In any case, it was our belief back in 2011 that if the 30-month date at FDC Act § 505(j)(5)(D)(i)(IV) fell on a date that was during a government or other emergency shutdown, FDA would decide that an ANDA sponsor forfeited 180-day exclusivity eligibility if action was not taken on the application the day before the shutdown.  We commented that “this is the position FDA took during Snowmageddon, such that if the 30-month date . . . fell on February 8-11, 2010, and FDA failed to act on an application by February 7, 2010, then an ANDA sponsor would have forfeited 180-day exclusivity.”  It turns out that no approval action was taken for any of the at-risk ANDAs when the government reopened on February 12, 2010, so no Snowmageddon-related forfeiture decisions had to be made. 

We took this unofficial position one step further and commented that “[t]his ‘day before approach’ is the same approach FDA takes when the 30-month deadline falls on a weekend or a Federal holiday.”  And, in fact, that’s what we believe FDA’s thinking on the topic was initially.  But FDA has never actually had to decide – through a reasoned decision-making process – whether or not an approval action on the day after a weekend or holiday results in a grant or forfeiture of 180-day exclusivity eligibility when the 30-month (or 40-month) deadline pursuant to FDC Act § 505(j)(5)(D)(i)(IV) fell on that previous weekend or holiday. 

Way back in March 2009, FDA did approve one “weekend application” – ANDA No. 078515 for Drospirenone and Ethinyl Estradiol Tablets, 3.0 mg/0.02 mg (28-Day Regimen) – and affirmed in the approval letter that applicant’s eligibility for 180-day exclusivity.  That exclusivity-bearing ANDA was received by FDA as of September 29, 2006, and was approved (without the need for tentative approval) on Monday, March 30, 2009.  That’s one day outside of the 30-month window.  We highly doubt, however, that FDA thought through the exclusivity issue when the Agency approved the ANDA and affirmed exclusivity eligibility.

How to handle 180-day exclusivity for “weekend applications” and “holiday applications” is likely to come up again, however.  In fact, we combed through ANDA records, looked over FDA’s ANDA Paragraph IV Certifications List, and identified at least two instances that may someday ripen into an official FDA decision on the issue.  The first concerns a generic version of EPZICOM (abacavir sulfate, 600 mg and lamivudine, 300 mg) Tablets.  FDA is believed to have received ANDA No. 079246 as of September 27, 2007.  Thirty months later was Saturday, March 27, 2010; however, FDA tentatively approved the ANDA on Monday, March 29, 2010.  The second instance is quite recent and concerns a generic version of DEXILANT (dexlansoprazole) delayed-release capsules, 60 mg.  FDA is believed to have received ANDA No. 202294 as of August 25, 2010.  Forty months later (because this ANDA is subject to the FDASIA provision noted above) was Wednesday, December 25, 2013 (Christmas); however, FDA tentatively approved the ANDA on Thursday, December 26, 2013. 

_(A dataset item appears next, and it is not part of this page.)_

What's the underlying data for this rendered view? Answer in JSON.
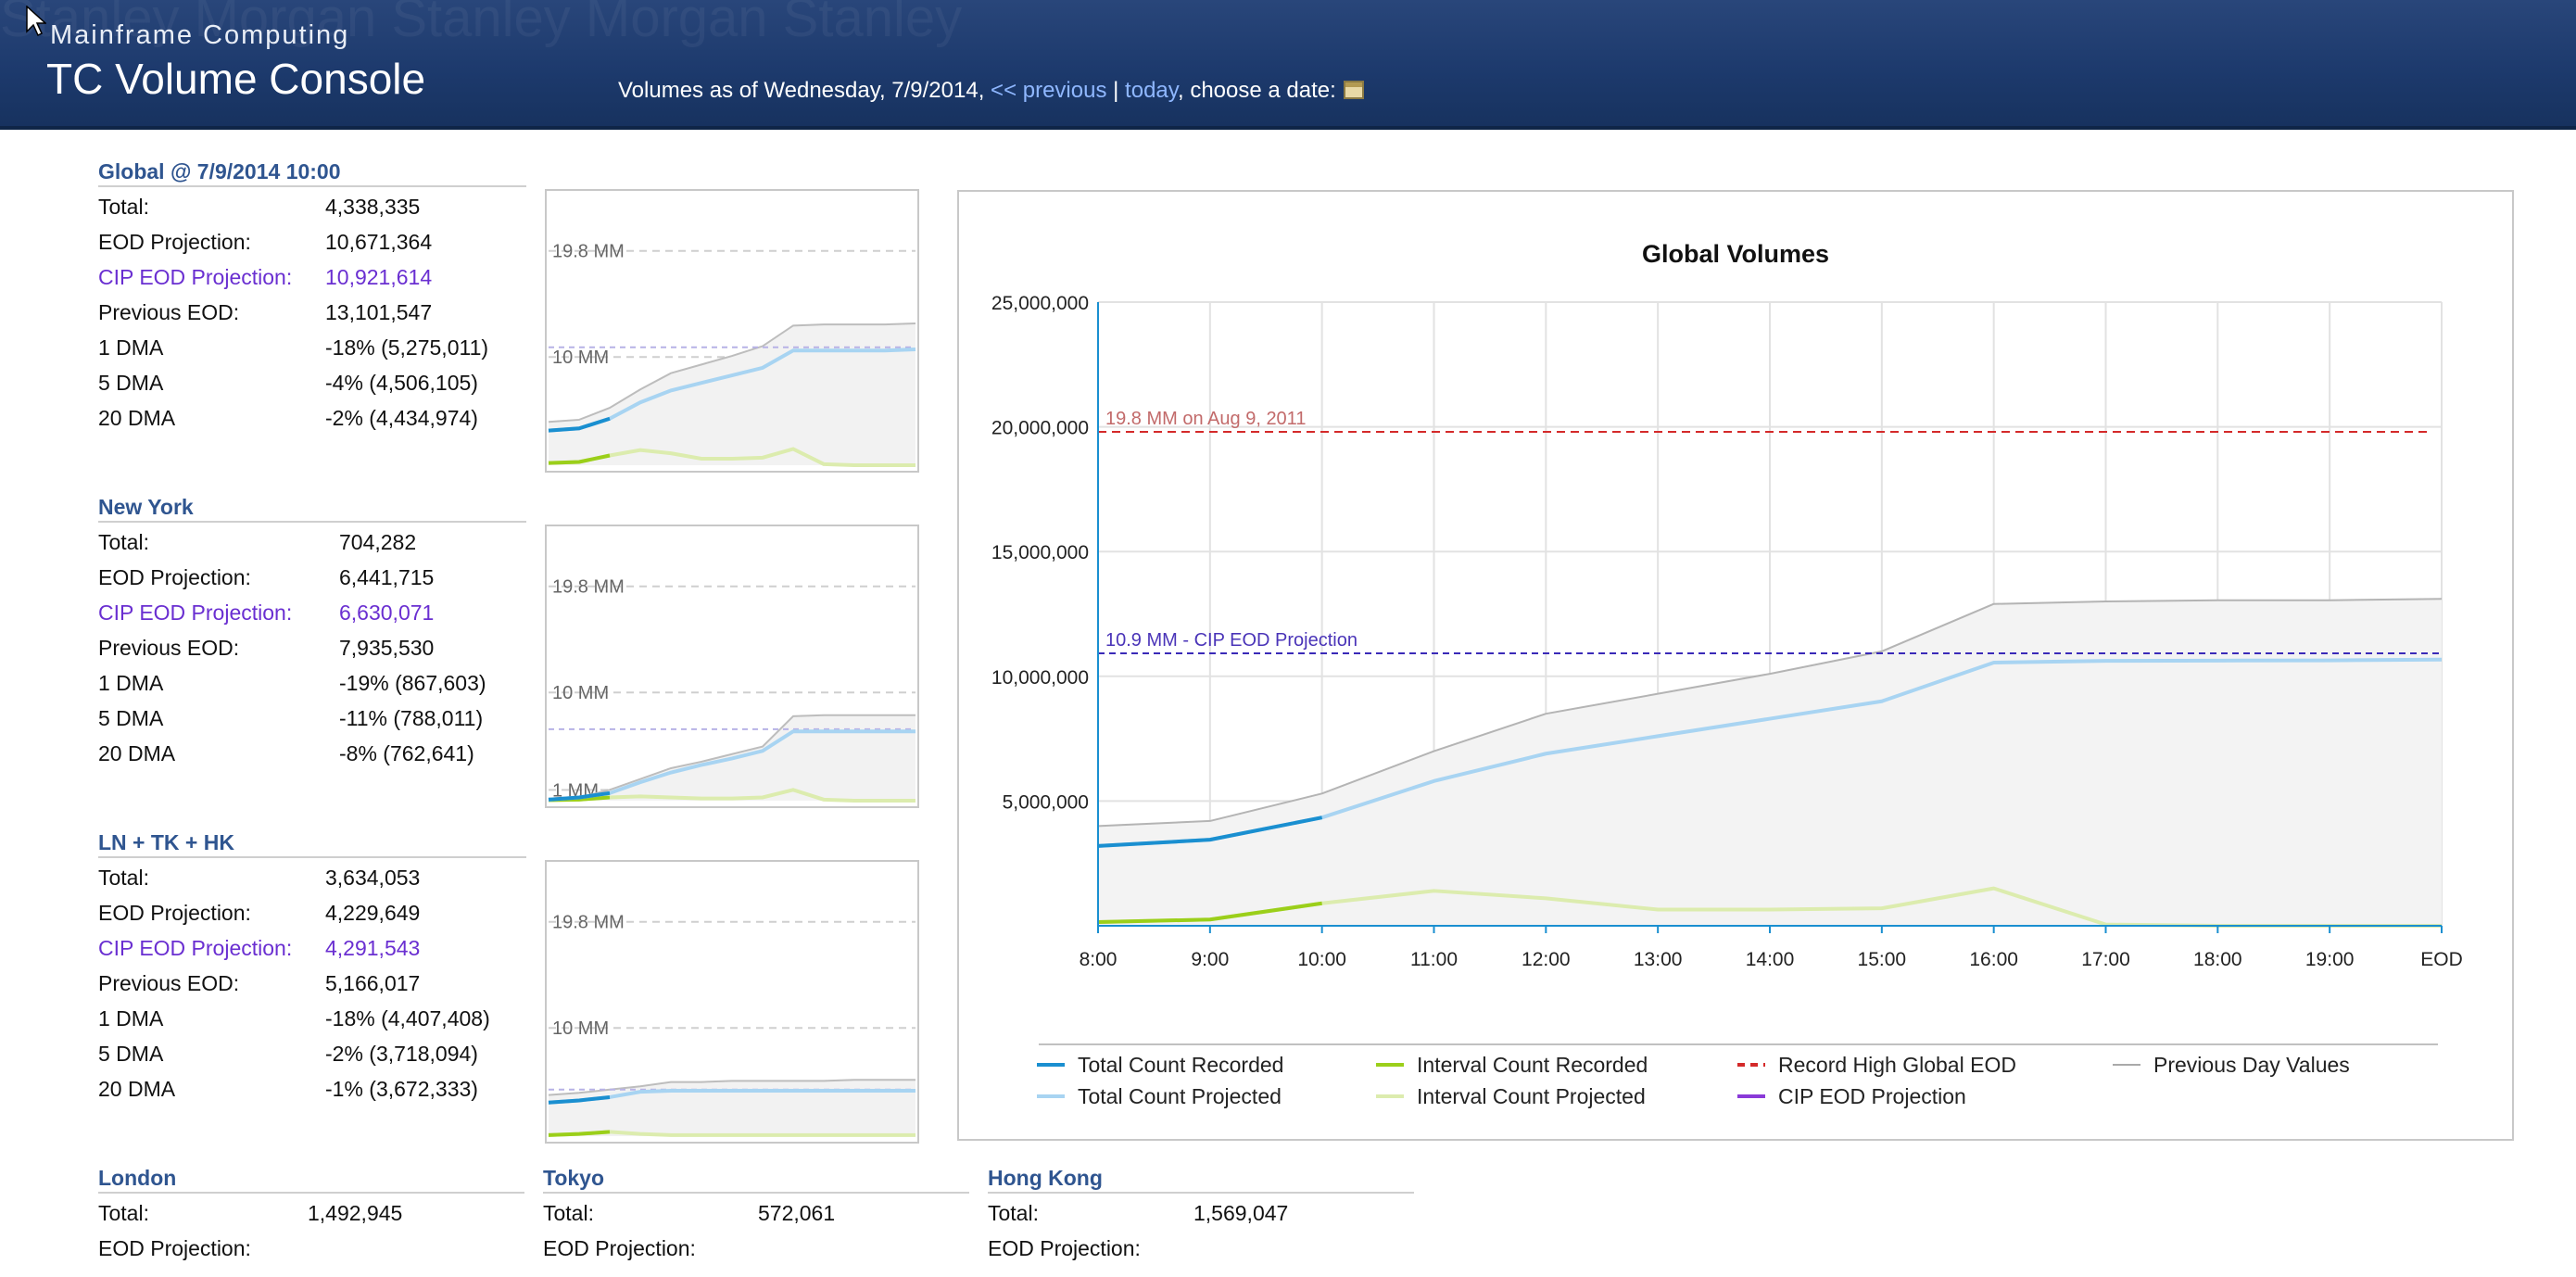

How will FDA ultimately resolve 180-day exclusivity for “weekend applications” and “holiday applications,” allowing the tide to go out and reveal who has (or does not have) exclusivity eligibility?  We don’t know for sure, but we note that there are myriad instances in which statutory deadlines that fall on a weekend or holiday are moved to the next day – even in the Hatch-Waxman context.  Consider, for example, FDA’s regulation at 21 C.F.R. § 314.107(f) on computation of the 45-day clock for purposes of filing a patent infringement lawsuit in response to notice of a Paragraph IV certification.  That regulation states that “[t]he 45-day clock . . . begins on the day after the date of receipt of the applicant’s notice of certification by the patent owner or its representative, and by the approved application holder.  When the 45th day falls on Saturday, Sunday, or a Federal holiday, the 45th day will be the next day that is not a Saturday, Sunday, or a Federal holiday.”